— Brief —
Go through the data and report each line that holds the string "screenshot".

— Records supplied —
[Start of Attachment]

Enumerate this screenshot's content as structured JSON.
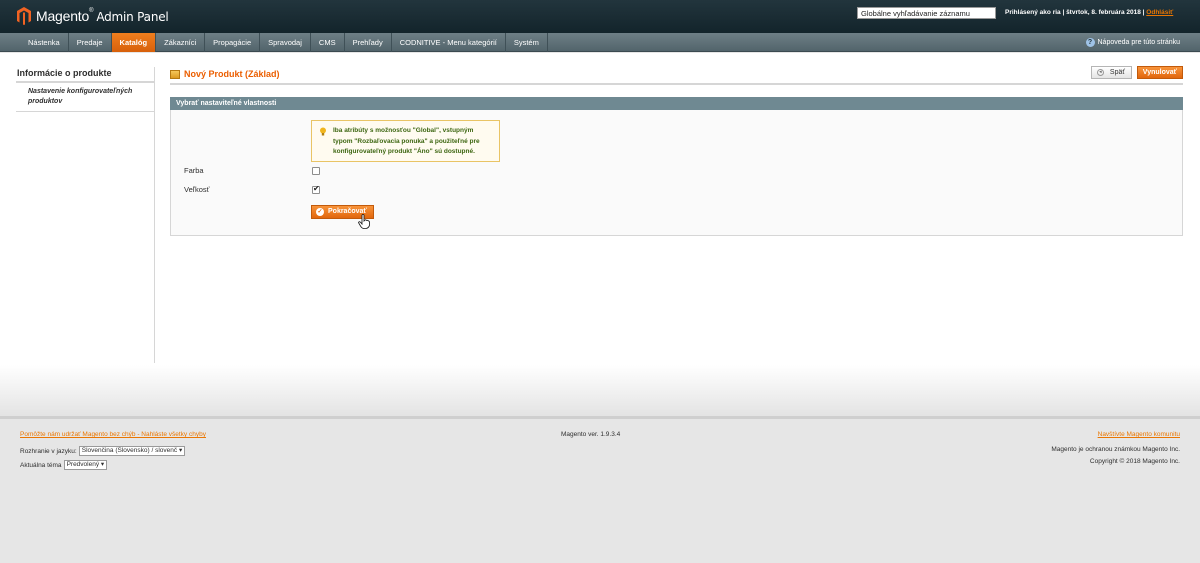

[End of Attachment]
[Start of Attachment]

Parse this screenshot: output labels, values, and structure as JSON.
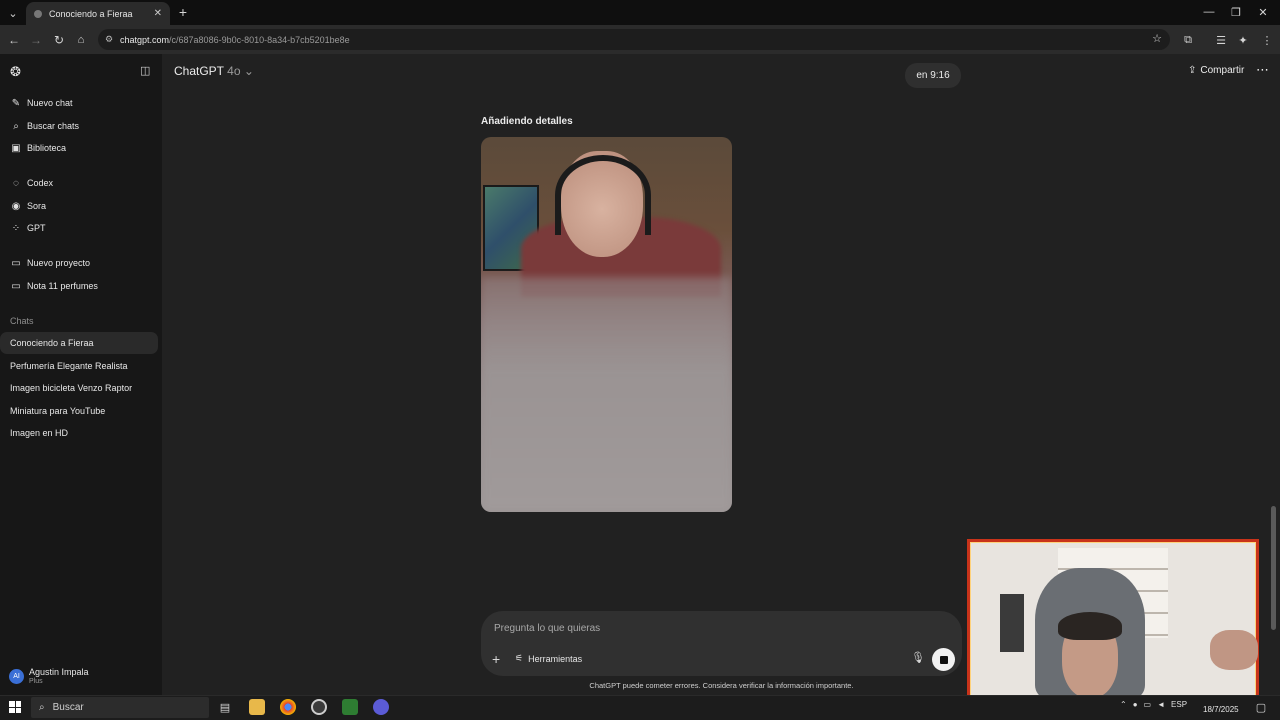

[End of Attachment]
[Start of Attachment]

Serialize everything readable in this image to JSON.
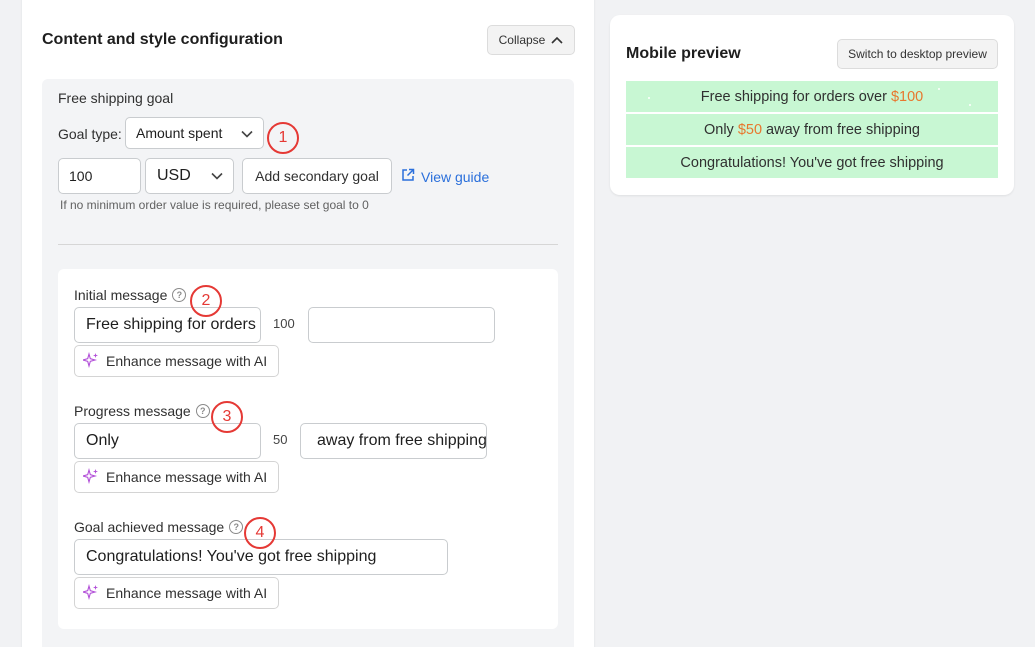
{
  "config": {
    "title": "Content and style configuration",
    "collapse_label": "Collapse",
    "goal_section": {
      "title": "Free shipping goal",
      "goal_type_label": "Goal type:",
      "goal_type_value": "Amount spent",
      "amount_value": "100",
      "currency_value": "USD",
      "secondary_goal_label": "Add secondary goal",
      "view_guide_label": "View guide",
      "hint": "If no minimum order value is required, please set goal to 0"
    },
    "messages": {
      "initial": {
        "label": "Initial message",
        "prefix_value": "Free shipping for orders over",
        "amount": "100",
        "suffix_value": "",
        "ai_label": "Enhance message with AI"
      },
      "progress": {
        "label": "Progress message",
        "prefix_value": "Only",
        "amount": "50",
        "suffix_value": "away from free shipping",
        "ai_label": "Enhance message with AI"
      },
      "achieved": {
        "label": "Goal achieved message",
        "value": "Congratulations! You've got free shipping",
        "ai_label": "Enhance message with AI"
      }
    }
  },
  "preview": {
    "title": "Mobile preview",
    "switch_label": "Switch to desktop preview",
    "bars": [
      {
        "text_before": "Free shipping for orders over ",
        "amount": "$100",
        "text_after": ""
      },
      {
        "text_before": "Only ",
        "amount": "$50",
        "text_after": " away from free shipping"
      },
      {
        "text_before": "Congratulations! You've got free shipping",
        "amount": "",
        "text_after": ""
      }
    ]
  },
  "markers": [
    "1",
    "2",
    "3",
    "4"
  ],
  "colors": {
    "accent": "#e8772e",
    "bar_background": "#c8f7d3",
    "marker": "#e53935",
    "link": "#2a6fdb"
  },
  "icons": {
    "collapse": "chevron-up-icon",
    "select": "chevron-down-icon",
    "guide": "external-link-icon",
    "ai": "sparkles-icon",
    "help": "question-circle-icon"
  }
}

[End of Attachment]

— Your solution —
Enumerate this screenshot's content as structured JSON.
Parse this screenshot: output labels, values, and structure as JSON.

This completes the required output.